But okay, so we know that $$ a\equiv_7 -5b. $$

Or in other words, $10a+b$ is divisible by $7$ if and only if $a+5b$ is. At this point, can you tell why $a-2b$ might do the same trick?

Fast reduce

The strategy above is nice and simple, but if you’ve got 10 digits, you’re going to be at it for a while. We want something faster. Well, I’ve got something faster. Group the number into groups of 3 digits starting from the right. Then form an alternating sum.

Doesn’t make sense? Let’s look at an example. Consider the number $12,345,678$. Then just do an alternating sum on groups of 3 like this: $678-345+012=345$. Just wrap up with the strategy from above: $34+25=59$ – not divisible.

Maybe you’re already getting an idea of how this works. Feel free to take a shot yourself.

Okay, we start by putting it into a general form again. Let $cba$ be the number with each letter representing a group of 3 digits. Then we can also write the number as $a+1,000b+1,000,000c$, or $10^0a+10^3b+10^6c$. Like before, we subtract $7^n$ from each expression: $3^0a+3^3b+3^6c$. If we now look at $3^3$ inside our quotient ring, we have $$ 3^3\equiv_7 27\equiv_7 28-1\equiv_7 -1. $$ So multiplying with $3^3$ is equivalent to multiplying with $-1$! Naturally, multiplying with $3^6$ is equivalent to multiplying with $(-1)^2=1$. This means that $10^0a+10^3b+10^6c$ is divisible by $7$ if and only if $1a-1b+1c$ is divisible by $7$. Of course, we can extend this pattern to an arbitrary number of digits as well.

With that, we understand this strategy satisfactorily. Unfortunately, you’re usually left with a 3-digit number, but together with the other strategy, you’re still in a good spot.

Closing Thoughts

As you can see, most of these rules aren’t actually very complicated once you understand the trick. I guess in hindsight that makes sense. You wouldn’t teach something monstrously complicated in primary school, even if we kept to a simple level.
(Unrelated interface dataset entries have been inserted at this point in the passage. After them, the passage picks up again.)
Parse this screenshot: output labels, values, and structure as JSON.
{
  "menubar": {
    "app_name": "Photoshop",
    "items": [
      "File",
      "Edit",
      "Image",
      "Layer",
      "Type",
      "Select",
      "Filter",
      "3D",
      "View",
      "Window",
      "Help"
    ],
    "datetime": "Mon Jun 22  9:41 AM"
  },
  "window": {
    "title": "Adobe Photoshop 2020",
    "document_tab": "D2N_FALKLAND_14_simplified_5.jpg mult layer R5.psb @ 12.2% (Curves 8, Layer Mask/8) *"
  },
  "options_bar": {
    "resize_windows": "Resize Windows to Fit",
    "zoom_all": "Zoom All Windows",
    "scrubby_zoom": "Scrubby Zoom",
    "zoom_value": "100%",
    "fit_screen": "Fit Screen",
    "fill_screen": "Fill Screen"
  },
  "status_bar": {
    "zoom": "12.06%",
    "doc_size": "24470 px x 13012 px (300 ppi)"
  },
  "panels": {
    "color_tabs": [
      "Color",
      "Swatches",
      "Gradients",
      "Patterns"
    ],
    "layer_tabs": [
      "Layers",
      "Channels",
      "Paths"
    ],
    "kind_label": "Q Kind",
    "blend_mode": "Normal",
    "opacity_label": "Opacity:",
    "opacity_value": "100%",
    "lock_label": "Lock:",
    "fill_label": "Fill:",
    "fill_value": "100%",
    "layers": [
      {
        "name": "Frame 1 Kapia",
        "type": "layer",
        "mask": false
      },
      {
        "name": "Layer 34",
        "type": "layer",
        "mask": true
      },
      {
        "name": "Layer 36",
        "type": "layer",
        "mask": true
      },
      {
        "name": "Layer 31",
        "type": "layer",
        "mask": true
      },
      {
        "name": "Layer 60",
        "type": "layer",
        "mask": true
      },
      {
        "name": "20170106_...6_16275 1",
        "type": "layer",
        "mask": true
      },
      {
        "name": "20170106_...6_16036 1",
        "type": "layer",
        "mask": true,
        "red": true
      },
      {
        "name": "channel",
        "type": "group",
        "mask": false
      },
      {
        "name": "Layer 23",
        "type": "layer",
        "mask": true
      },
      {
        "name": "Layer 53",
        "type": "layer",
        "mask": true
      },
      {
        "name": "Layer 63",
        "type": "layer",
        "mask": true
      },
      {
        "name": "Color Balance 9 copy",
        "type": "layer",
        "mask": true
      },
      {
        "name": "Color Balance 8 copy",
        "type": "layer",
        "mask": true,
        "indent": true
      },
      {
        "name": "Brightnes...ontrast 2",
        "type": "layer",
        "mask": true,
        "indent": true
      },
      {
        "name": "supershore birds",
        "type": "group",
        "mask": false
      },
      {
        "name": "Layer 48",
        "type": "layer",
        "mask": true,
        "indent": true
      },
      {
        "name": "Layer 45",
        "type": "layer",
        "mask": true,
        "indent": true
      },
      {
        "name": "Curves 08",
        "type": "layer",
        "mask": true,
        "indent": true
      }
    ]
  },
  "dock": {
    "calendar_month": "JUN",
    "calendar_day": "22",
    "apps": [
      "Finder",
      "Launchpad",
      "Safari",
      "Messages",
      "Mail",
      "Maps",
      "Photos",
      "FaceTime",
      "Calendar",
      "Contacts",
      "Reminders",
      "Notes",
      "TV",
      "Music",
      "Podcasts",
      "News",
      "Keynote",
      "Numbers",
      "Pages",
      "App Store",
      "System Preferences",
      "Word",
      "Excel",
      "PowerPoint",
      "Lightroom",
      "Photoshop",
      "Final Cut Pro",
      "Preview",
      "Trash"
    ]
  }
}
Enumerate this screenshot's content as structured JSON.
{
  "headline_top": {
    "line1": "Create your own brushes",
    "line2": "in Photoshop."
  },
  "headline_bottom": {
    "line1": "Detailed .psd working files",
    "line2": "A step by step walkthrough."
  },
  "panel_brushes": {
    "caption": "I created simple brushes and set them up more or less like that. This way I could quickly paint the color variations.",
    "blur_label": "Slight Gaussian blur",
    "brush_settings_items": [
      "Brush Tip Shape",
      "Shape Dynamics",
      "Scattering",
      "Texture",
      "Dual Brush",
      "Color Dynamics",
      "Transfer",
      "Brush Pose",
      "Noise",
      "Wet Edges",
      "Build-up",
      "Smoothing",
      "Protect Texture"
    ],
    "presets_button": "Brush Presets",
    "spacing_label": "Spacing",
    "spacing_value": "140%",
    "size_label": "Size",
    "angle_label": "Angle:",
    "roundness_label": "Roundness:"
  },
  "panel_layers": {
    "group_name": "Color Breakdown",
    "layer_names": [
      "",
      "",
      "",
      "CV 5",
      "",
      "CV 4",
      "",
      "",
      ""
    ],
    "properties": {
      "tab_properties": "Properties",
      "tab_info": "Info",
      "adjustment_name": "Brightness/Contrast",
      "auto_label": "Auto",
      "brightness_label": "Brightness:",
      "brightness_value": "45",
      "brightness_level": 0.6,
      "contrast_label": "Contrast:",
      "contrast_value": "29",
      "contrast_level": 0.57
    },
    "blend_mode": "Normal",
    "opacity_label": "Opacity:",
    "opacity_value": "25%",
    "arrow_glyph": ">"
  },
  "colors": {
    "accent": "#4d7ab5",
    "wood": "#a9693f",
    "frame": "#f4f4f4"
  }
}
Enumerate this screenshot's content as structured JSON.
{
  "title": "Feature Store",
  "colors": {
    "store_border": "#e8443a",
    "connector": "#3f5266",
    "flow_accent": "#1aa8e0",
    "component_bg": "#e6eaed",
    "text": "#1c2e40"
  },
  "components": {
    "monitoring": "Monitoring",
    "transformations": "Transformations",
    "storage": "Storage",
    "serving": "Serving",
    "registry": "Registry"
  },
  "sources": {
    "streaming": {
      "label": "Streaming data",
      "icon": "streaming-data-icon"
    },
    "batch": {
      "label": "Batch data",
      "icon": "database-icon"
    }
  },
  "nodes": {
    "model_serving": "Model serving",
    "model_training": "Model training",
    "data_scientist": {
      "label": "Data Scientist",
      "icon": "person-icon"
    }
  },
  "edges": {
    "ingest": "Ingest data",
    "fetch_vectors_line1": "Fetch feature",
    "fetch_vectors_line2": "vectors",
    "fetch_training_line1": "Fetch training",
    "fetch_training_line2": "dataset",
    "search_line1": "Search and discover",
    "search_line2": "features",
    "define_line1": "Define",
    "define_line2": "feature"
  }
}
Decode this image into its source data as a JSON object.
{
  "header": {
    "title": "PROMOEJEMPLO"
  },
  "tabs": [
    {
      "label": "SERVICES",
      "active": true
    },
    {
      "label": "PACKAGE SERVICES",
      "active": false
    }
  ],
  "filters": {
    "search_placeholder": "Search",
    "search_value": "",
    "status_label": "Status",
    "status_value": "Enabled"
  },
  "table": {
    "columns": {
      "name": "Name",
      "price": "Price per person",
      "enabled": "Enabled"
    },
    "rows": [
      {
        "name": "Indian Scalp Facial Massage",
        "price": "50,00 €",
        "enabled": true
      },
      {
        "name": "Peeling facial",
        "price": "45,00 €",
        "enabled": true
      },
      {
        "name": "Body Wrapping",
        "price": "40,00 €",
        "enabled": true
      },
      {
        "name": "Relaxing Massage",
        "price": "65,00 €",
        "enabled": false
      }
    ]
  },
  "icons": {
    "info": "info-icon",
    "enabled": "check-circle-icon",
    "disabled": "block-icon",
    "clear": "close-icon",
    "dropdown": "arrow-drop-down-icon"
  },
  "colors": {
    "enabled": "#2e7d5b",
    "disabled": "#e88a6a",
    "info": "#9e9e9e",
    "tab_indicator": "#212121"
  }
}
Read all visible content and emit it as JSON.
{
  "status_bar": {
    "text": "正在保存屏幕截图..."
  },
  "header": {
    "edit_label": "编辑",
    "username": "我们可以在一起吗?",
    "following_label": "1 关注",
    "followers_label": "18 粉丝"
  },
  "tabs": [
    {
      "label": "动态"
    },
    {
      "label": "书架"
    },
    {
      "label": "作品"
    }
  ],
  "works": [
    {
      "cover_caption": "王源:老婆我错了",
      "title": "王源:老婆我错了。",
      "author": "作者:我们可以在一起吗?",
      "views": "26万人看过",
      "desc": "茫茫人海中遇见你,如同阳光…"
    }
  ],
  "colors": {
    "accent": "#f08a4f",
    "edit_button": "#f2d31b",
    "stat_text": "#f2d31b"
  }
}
We’ve only looked at strategies to check division with numbers up to 10, but we can take this up to any number we want. Wikipedia lists rules for numbers up to 30. While writing this post, I only saw the large table there. Turns out, I now see they have an extensive section describing different more efficient algorithms for divisibility by $7$ than described here, although they seem harder to remember. If you ever intend to take part in a mathematics competition without a calculator, or if you just want to explore these concepts more, I recommend you check it out. This post should give you a good foundation to understand the concepts described.

Of course, you can also just see for yourself if you can find similar rules for larger numbers. Some numbers like $12$ or $15$ will be simple (remember $6$). Other numbers, such as prime numbers like 13, will be harder. Either way, you now have the tools needed to find them yourselves. Or maybe you want to see if you can find a better algorithm for dividing by $7$? Know yourself out! On the other hand, given how often you check if a number is divisible by $8$, how much use are you going to get from being able to tell if a number divides by $17$? Not that that should stop you if you purely enjoy the maths of it. Ever thought about getting a degree in the field? For similar or maths related topics, you may enjoy the YouTube channels Numberphile, Stand-up Maths, 3Blue1Brown, and many more. I’m sorry that I don’t have any text-based further readings, but I only follow maths very casually on the side. Either way, numbers can be fun, and I hope you can appreciate them like I do, or maybe even more.

  1. “Factoid” in the “little known fact” sense, not as in “sounds like a fact but actually untrue” ↩︎

Subscribe to receive an email when I publish an article